In 1974 Mario Molina and Sherwood Rowland showed that chlorine compounds formed by the photochemical decomposition of chlorofluorocarbons (CFC or "Freon" gases) could decompose the stratospheric ozone. They presented detailed hypotheses on how these complicated processes occurred.

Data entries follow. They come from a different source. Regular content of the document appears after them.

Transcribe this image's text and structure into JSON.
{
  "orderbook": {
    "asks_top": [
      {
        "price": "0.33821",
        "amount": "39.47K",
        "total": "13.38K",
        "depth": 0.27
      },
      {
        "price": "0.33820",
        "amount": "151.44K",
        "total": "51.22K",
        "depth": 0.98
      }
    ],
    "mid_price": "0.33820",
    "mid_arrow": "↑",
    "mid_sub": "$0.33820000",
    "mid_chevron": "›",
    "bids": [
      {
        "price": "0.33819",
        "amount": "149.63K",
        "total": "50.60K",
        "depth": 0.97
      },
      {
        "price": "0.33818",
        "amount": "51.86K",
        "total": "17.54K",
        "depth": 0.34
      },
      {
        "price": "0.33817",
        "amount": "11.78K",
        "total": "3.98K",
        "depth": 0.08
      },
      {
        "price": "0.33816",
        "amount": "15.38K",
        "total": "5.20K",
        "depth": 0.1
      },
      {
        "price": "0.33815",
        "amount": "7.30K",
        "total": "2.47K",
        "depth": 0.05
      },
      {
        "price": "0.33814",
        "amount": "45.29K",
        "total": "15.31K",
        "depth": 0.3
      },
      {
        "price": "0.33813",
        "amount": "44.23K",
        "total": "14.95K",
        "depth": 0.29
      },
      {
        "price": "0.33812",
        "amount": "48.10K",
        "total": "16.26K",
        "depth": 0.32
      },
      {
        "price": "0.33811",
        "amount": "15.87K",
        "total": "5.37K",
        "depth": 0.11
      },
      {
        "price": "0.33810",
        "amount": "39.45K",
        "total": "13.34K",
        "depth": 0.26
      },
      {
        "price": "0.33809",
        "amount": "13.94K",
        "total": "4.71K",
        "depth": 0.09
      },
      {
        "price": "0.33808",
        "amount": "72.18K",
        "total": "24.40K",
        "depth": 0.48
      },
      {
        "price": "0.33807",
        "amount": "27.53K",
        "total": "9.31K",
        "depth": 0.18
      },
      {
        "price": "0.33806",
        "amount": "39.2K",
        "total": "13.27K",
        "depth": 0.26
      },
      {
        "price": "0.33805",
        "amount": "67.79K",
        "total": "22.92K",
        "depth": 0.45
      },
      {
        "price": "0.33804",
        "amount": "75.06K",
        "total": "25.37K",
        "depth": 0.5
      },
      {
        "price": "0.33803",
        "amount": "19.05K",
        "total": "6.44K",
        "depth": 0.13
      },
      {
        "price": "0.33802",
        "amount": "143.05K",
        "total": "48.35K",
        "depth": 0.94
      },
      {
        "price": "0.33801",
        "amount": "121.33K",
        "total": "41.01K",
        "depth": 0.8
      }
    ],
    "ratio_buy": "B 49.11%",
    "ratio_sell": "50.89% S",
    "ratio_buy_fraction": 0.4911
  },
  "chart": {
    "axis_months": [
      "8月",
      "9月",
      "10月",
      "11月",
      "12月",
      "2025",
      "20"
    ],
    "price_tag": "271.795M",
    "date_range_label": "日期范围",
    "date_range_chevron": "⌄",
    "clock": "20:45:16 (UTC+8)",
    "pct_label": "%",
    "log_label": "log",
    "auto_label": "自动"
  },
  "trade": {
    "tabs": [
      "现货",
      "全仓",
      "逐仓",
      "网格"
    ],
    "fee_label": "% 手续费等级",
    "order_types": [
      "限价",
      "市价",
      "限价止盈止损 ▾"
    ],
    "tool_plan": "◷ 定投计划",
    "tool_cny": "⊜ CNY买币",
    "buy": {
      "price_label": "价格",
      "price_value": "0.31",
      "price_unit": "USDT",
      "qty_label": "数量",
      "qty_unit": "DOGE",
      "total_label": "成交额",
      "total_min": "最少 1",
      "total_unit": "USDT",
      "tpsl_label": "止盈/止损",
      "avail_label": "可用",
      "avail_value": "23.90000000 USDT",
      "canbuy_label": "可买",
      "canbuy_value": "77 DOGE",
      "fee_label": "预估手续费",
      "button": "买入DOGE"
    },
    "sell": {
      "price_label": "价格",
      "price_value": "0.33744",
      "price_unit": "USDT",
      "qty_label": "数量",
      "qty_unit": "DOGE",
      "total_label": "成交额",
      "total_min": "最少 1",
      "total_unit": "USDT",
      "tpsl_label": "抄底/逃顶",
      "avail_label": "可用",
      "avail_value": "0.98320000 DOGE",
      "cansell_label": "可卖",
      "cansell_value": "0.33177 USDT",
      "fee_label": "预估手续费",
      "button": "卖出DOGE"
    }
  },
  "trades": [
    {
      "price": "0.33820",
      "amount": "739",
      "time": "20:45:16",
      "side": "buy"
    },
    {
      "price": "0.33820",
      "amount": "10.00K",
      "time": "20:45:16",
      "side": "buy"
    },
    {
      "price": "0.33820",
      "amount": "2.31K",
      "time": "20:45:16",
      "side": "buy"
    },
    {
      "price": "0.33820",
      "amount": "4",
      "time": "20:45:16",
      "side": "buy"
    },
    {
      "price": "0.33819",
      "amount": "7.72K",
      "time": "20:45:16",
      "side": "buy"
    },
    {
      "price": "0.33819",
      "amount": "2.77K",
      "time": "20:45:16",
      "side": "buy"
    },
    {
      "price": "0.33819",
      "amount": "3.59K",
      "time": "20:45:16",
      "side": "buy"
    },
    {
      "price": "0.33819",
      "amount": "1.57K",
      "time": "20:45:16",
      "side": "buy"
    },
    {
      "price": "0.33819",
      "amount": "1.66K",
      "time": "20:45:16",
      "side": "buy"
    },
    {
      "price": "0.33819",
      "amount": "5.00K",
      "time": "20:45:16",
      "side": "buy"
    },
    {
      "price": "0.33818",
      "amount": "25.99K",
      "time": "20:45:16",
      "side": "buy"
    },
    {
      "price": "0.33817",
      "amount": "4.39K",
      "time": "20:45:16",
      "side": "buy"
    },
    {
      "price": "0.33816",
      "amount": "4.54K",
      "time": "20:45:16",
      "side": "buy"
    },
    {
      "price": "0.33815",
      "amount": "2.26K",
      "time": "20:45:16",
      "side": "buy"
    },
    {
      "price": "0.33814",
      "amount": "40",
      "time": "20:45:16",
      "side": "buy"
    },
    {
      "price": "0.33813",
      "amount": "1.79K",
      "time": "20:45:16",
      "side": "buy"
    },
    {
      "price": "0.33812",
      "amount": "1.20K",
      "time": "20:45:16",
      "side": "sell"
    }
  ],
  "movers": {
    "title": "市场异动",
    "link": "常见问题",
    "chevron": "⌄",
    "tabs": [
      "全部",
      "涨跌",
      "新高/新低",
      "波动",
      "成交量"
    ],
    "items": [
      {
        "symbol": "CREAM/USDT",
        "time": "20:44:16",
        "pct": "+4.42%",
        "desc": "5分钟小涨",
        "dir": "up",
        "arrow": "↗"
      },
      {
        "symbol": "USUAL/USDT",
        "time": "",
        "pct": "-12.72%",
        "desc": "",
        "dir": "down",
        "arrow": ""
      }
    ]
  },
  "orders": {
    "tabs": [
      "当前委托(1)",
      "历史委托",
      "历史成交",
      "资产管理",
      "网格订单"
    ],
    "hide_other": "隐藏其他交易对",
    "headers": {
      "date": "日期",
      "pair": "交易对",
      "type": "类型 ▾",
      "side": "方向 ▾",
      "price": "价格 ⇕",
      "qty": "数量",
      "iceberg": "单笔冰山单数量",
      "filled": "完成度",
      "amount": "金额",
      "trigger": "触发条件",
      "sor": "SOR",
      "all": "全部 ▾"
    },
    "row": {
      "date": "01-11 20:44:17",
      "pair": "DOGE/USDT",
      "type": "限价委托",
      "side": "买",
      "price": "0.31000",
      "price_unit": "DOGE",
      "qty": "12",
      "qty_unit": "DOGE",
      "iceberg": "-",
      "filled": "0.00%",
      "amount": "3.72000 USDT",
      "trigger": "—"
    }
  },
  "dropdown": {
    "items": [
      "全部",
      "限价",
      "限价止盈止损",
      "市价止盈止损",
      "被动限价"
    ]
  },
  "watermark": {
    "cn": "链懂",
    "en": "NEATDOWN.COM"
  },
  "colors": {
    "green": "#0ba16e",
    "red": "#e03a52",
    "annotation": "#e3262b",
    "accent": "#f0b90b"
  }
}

The discoveries of the three researchers have an unusually close connection with the consequences of modern technology. Supersonic aircraft release nitrogen oxides in the stratosphere. Motor vehicles and stationary combustion plants release the same substances into the lower atmosphere. CFC gases from refrigerators and air conditioners, and in the form of aerosol spray propellants - combined with a "throwaway culture" - result in large-scale emissions of chlorine compounds into the atmosphere. The findings presented by this year's laureates in chemistry have had an enormous political and industrial impact. This was because they clearly identified unacceptable environmental hazards in a large, economically important sector. Their models were also subjected to very rigorous examination which eventually confirmed the main features of their original hypotheses. One obvious result is an international agreement known as the Montreal Protocol, which regulates the manufacture and use of CFCs.
Perhaps the most spectacular observation of changes in the stratospheric ozone content was made in 1985 over Antarctica by Joseph Farman and his colleagues. They observed a rapid and dramatic depletion of ozone in the polar region when sunlight returned after the polar night. The ozone content then built up to more normal levels during the subsequent polar summer and winter, after which the process was repeated. This recurring "ozone hole" was completely unexpected. Eventually a scientific explanation was found, mainly through the research of Susan Solomon, with important contributions from this year's laureates in chemistry as well.
Professor Crutzen, Professor Molina, and
You have demonstrated the importance of homogeneous and heterogeneous chemical processes in the earth's atmosphere. You have developed models that combine these data with knowledge of the large-scale transport processes in the atmosphere, and how these models can be utilized as a forecasting tool to evaluate the consequences of emissions of anthropogenic substances of various kinds. You have thereby not only created a clearer understanding of fundamental chemical phenomena, but also of the large-scale and often negative consequences of human behavior. In the words of Alfred Nobel's will, your work has been of very great "benefit to mankind." It is a privilege to congratulate you on behalf of the Royal Swedish Academy of Sciences, and I now ask you to receive your Nobel Prizes from the hands of His Majesty the King.
From Nobel Lectures, Chemistry 1991-1995, Editor Bo G. Malmström, World Scientific Publishing Co., Singapore, 1997
Copyright © The Nobel Foundation 1995